They occupy a prominent place in the world of arts and crafts, appearing in various formulations suited to many aspects and applications: the metallic Marabu Do-it spraycan, luminescent acrylic paints which absorb light and reflect it in the dark, Puffy pens for drawing on wood, paper, fabric, textiles, ceramics and more.
Shrink plastic, a tough cookie you can bend to your will
Whether you know it as "crazy plastic" or "shrink plastic", it is a delight for the young and old alike, offering a unique activity combining drawing, colouring and baking enamels, without any hassle!

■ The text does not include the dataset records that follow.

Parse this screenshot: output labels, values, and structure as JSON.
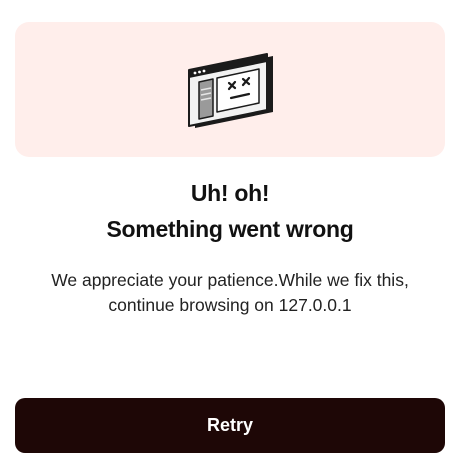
{
  "error_card": {
    "illustration": "browser-window-error-icon",
    "heading_line1": "Uh! oh!",
    "heading_line2": "Something went wrong",
    "message_line1": "We appreciate your patience.While we fix this,",
    "message_line2": "continue browsing on 127.0.0.1",
    "retry_label": "Retry"
  },
  "colors": {
    "hero_background": "#ffeeeb",
    "button_background": "#1e0706",
    "button_text": "#ffffff",
    "heading_text": "#111111"
  }
}
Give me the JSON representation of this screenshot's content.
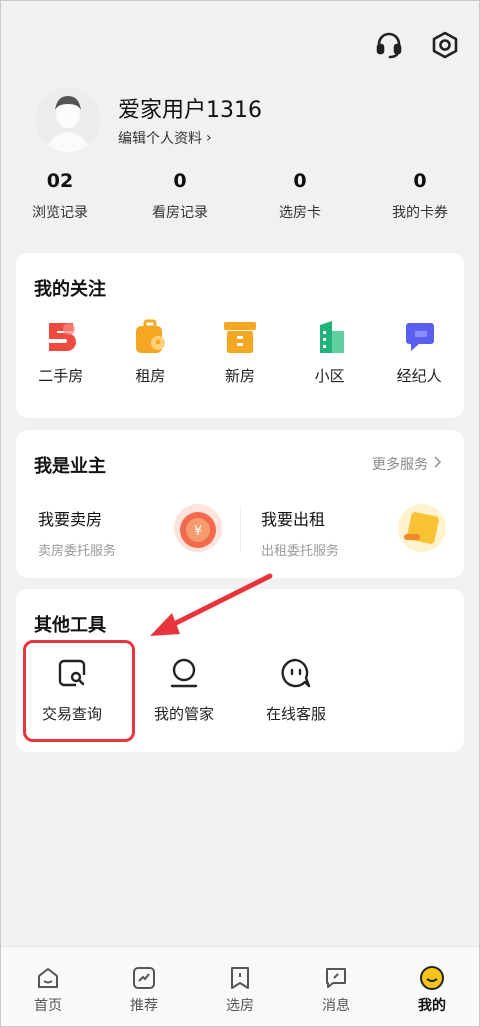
{
  "header": {
    "icons": [
      "headset-icon",
      "settings-hex-icon"
    ]
  },
  "profile": {
    "name": "爱家用户1316",
    "edit_label": "编辑个人资料",
    "chevron": "›"
  },
  "stats": [
    {
      "value": "02",
      "label": "浏览记录"
    },
    {
      "value": "0",
      "label": "看房记录"
    },
    {
      "value": "0",
      "label": "选房卡"
    },
    {
      "value": "0",
      "label": "我的卡券"
    }
  ],
  "follow": {
    "title": "我的关注",
    "items": [
      {
        "label": "二手房",
        "icon": "second-hand-house-icon",
        "color": "#f04a3f"
      },
      {
        "label": "租房",
        "icon": "rent-icon",
        "color": "#f5a623"
      },
      {
        "label": "新房",
        "icon": "new-house-icon",
        "color": "#f5a623"
      },
      {
        "label": "小区",
        "icon": "community-icon",
        "color": "#21b27a"
      },
      {
        "label": "经纪人",
        "icon": "agent-icon",
        "color": "#5b5ff0"
      }
    ]
  },
  "owner": {
    "title": "我是业主",
    "more_label": "更多服务",
    "sell": {
      "title": "我要卖房",
      "subtitle": "卖房委托服务"
    },
    "rent": {
      "title": "我要出租",
      "subtitle": "出租委托服务"
    }
  },
  "tools": {
    "title": "其他工具",
    "items": [
      {
        "label": "交易查询",
        "icon": "transaction-search-icon"
      },
      {
        "label": "我的管家",
        "icon": "butler-icon"
      },
      {
        "label": "在线客服",
        "icon": "chat-service-icon"
      }
    ]
  },
  "tabbar": [
    {
      "label": "首页",
      "icon": "home-icon",
      "active": false
    },
    {
      "label": "推荐",
      "icon": "recommend-icon",
      "active": false
    },
    {
      "label": "选房",
      "icon": "bookmark-icon",
      "active": false
    },
    {
      "label": "消息",
      "icon": "message-icon",
      "active": false
    },
    {
      "label": "我的",
      "icon": "me-icon",
      "active": true
    }
  ],
  "colors": {
    "accent": "#f5c518",
    "highlight": "#e8343d",
    "background": "#f1f1f3"
  }
}
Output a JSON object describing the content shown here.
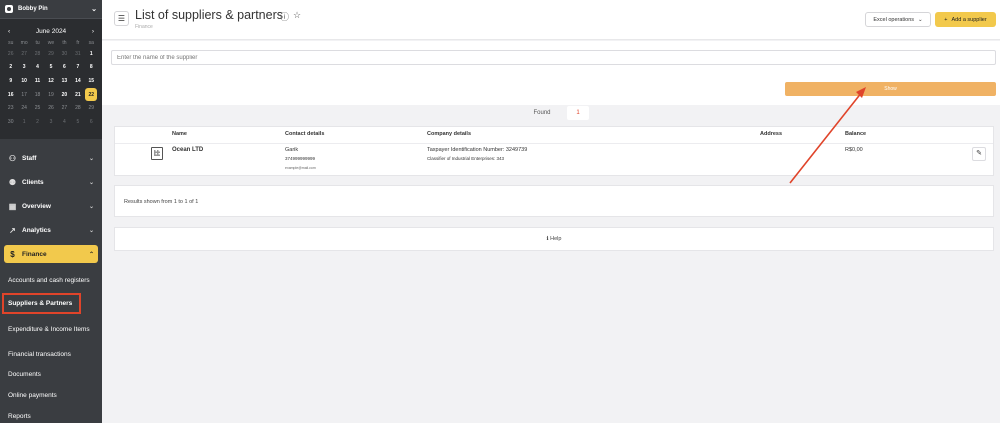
{
  "sidebar": {
    "user_name": "Bobby Pin",
    "calendar": {
      "month_label": "June 2024",
      "prev": "‹",
      "next": "›",
      "day_names": [
        "su",
        "mo",
        "tu",
        "we",
        "th",
        "fr",
        "sa"
      ],
      "weeks": [
        [
          {
            "d": "26",
            "s": "faded"
          },
          {
            "d": "27",
            "s": "faded"
          },
          {
            "d": "28",
            "s": "faded"
          },
          {
            "d": "29",
            "s": "faded"
          },
          {
            "d": "30",
            "s": "faded"
          },
          {
            "d": "31",
            "s": "faded"
          },
          {
            "d": "1",
            "s": "norm"
          }
        ],
        [
          {
            "d": "2",
            "s": "norm"
          },
          {
            "d": "3",
            "s": "norm"
          },
          {
            "d": "4",
            "s": "norm"
          },
          {
            "d": "5",
            "s": "norm"
          },
          {
            "d": "6",
            "s": "norm"
          },
          {
            "d": "7",
            "s": "norm"
          },
          {
            "d": "8",
            "s": "norm"
          }
        ],
        [
          {
            "d": "9",
            "s": "norm"
          },
          {
            "d": "10",
            "s": "norm"
          },
          {
            "d": "11",
            "s": "norm"
          },
          {
            "d": "12",
            "s": "norm"
          },
          {
            "d": "13",
            "s": "norm"
          },
          {
            "d": "14",
            "s": "norm"
          },
          {
            "d": "15",
            "s": "norm"
          }
        ],
        [
          {
            "d": "16",
            "s": "norm"
          },
          {
            "d": "17",
            "s": "future"
          },
          {
            "d": "18",
            "s": "future"
          },
          {
            "d": "19",
            "s": "future"
          },
          {
            "d": "20",
            "s": "norm"
          },
          {
            "d": "21",
            "s": "norm"
          },
          {
            "d": "22",
            "s": "today"
          }
        ],
        [
          {
            "d": "23",
            "s": "future"
          },
          {
            "d": "24",
            "s": "future"
          },
          {
            "d": "25",
            "s": "future"
          },
          {
            "d": "26",
            "s": "future"
          },
          {
            "d": "27",
            "s": "future"
          },
          {
            "d": "28",
            "s": "future"
          },
          {
            "d": "29",
            "s": "future"
          }
        ],
        [
          {
            "d": "30",
            "s": "future"
          },
          {
            "d": "1",
            "s": "faded"
          },
          {
            "d": "2",
            "s": "faded"
          },
          {
            "d": "3",
            "s": "faded"
          },
          {
            "d": "4",
            "s": "faded"
          },
          {
            "d": "5",
            "s": "faded"
          },
          {
            "d": "6",
            "s": "faded"
          }
        ]
      ]
    },
    "nav": {
      "staff": "Staff",
      "clients": "Clients",
      "overview": "Overview",
      "analytics": "Analytics",
      "finance": "Finance"
    },
    "finance_sub": {
      "accounts": "Accounts and cash registers",
      "suppliers": "Suppliers & Partners",
      "expenditure": "Expenditure & Income Items",
      "transactions": "Financial transactions",
      "documents": "Documents",
      "online_payments": "Online payments",
      "reports": "Reports"
    }
  },
  "header": {
    "title": "List of suppliers & partners",
    "breadcrumb": "Finance",
    "excel_label": "Excel operations",
    "add_label": "Add a supplier"
  },
  "filter": {
    "search_placeholder": "Enter the name of the supplier",
    "show_label": "Show"
  },
  "found": {
    "label": "Found",
    "count": "1"
  },
  "table": {
    "headers": {
      "name": "Name",
      "contact": "Contact details",
      "company": "Company details",
      "address": "Address",
      "balance": "Balance"
    },
    "rows": [
      {
        "name": "Ocean LTD",
        "contact_name": "Garik",
        "contact_phone": "374999999999",
        "contact_email": "example@mail.com",
        "tin": "Taxpayer Identification Number: 3249739",
        "classifier": "Classifier of Industrial Enterprises: 343",
        "address": "",
        "balance": "R$0,00"
      }
    ]
  },
  "results_text": "Results shown from 1 to 1 of 1",
  "help_label": "Help",
  "colors": {
    "accent": "#f2c94c",
    "show_button": "#f0b264",
    "annotation": "#e0442a",
    "sidebar": "#3a3d41"
  }
}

The magic happens when you place a sheet of heat shrinkable plastic which has been coloured and cut to the shape of the drawing, into the oven.
After all kinds of contortions and convulsions, the film shrinks to about a seventh of its initial size while gaining in thickness, and finally turns into a hard material with a shiny finish.
Shrink plastic is sold in arts and crafts shops as A4 or postcard-sized transparent or opaque sheets and is very easy to use. Simply draw a pattern on the front, the matte and rough side, and then colour it in with coloured pencils, watercolour pastel crayons, markers, gouache or hot-melt inks.
Things get a little trickier when it comes to baking the plastic in an oven heated to 150° C, and the final manipulations for flattening the design or giving it some shape require some safety precautions to be taken. Never mind if it comes out wrong; the plastic is so crazy you'll never be disappointed with the result and it'll just make you eager to start all over again!
Scrapbookers love foam board!
Foam board combines lightness and rigidity and is the go-to medium for light models and ephemeral frames.
Although mostly used by graphic designers in the worlds of publishing, advertising and architecture, a new generation of creatives has become taken with these boards made from rigid polyurethane or polystyrene foam and covered with a matte or glossy coated paper.
Foam board is easy to bend, cut, stick and is also the material of choice for home decorators and amateur frame makers. Scrapbooking, the hobby around framing pictures in a setting evoking a corresponding theme, can't get enough of it either.
Plastics, a mine for creative recycling
The new trend taking the world of arts and crafts by storm can be explained in three letters: "DIY for Do-it-yourself!". A clever blend of fun, relaxation, creativity and inventiveness, the trend for the "home-made" has apparently attracted one in two Europeans.
Regardless of the activity - small household jobs, sewing, decorating or visual arts - the search for the aesthetic, and frugality, naturally leads to renovation and the recycling of objects. However, this is not your old vintage trend which just put old objects back into circulation! Creative or artistic recycling aims to create a new use for old objects and materials.
Among "Do it yourself!" enthusiasts, there is a growing and very recognisable tribe of recycling artists, most often women, with their own blogs, tutorials and online shops such as BrikBrok or Ecoloquest.net. They love the materials of all "fallen objects": glass, wood, metals, cardboard and plastics, of course, in particular that from packaging. Their easily modified shapes make them an endless well of ideas and colourful, flexible, rigid but always light materials.